Met Police Officers sacked after assaulting a child but will not face criminal charges
This week, two Metropolitan Police officers have been immediately dismissed and barred from policing for using excessive force on a child in April 2021. The two officers, Alexei Zalesskiy and Conor Ryan, also lied about the assaults in their statements.
The incident took place in April 2021 in Finsbury Park, North London. When police officers attempted to disperse a group of young people, things escalated, and a 14-year-old boy spat and shouted at an officer and ran away. The officers then chased and arrested the boy. Video footage shows Zalesskiy and Ryan punching and kicking the child.
The Crown Prosecution Service did not bring any criminal charges against these officers despite CCTV and body-worn footage showing both officers physically assaulting the 14-year-old boy by punching and kicking him in his neck, head, and thigh areas. The Independent Office of Police Conduct (IOPC) have conducted their own investigation which concluded this week with both officers being immediately sacked and barred from policing. They were both found to have committed gross misconduct both in their use of excessive force and in lying in their statements about the incident.
Whilst these officers have finally been dismissed, they are just two of many who have abused their positions as police against members of the public. The victim here was a 14-year-old boy who suffered assaults from two adult male officers. Survivors of police abuse often suffer lasting harm from abuse including physical and mental health difficulties and loss of trust in authorities who are meant to protect them.
It is positive that the IOPC carried out a thorough investigation and took decisive action in dismissing Zalesskiy and Ryan however, more is needed not only to prevent abuse by police officers but also for the survivors of these assaults. Whilst the victim of this assault will probably be pleased the officers have been dismissed, they will still have questions over why the officers were not charged with any criminal offence and why the investigation took so long to conclude when there was video footage of the assault.
Survivors of abuse can pursue civil claims for compensation for the offences committed against them. Even without criminal proceedings, survivors can rely on findings from Professional Standards Boards, such as the IOPC to prove their entitlement to compensation.
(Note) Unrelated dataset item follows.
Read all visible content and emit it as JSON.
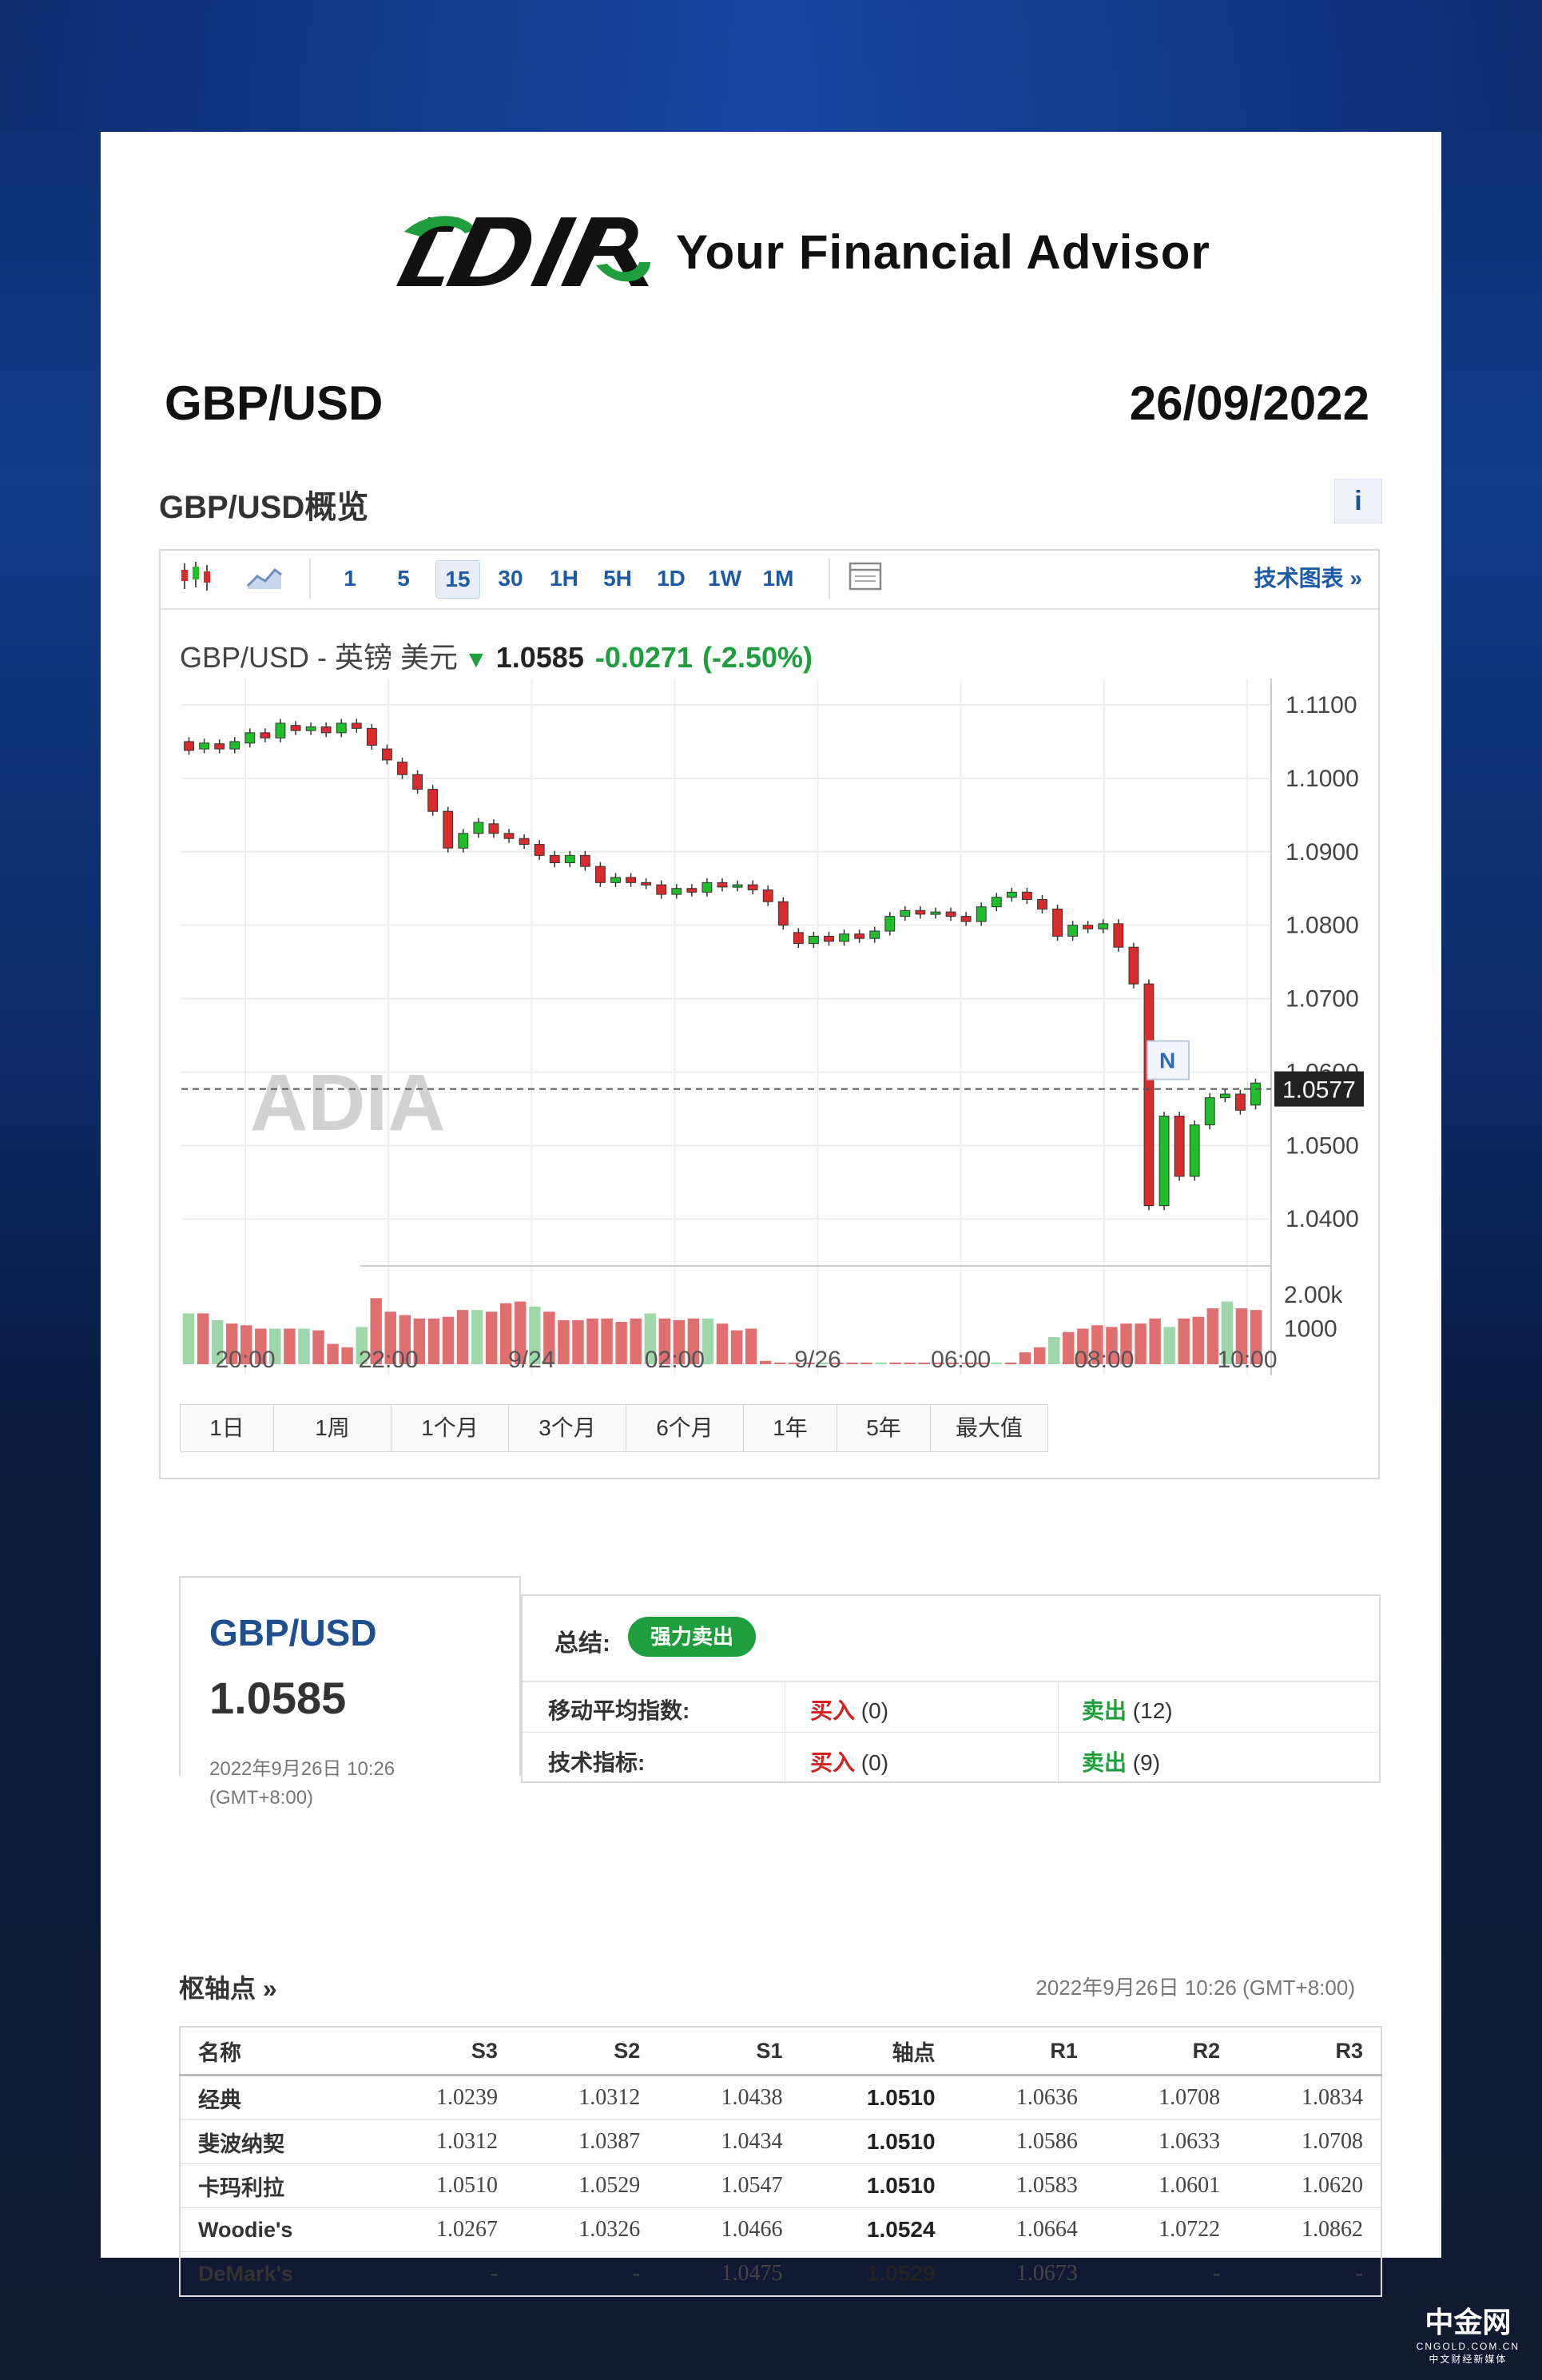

My firm represents survivors of abuse, including abuse committed by police officers, in claims for compensation to hold police forces accountable for the harm caused by their officers. We would be happy to speak to anyone who was a victim of abuse or assaults by police and who has questions about whether they are entitled to compensation.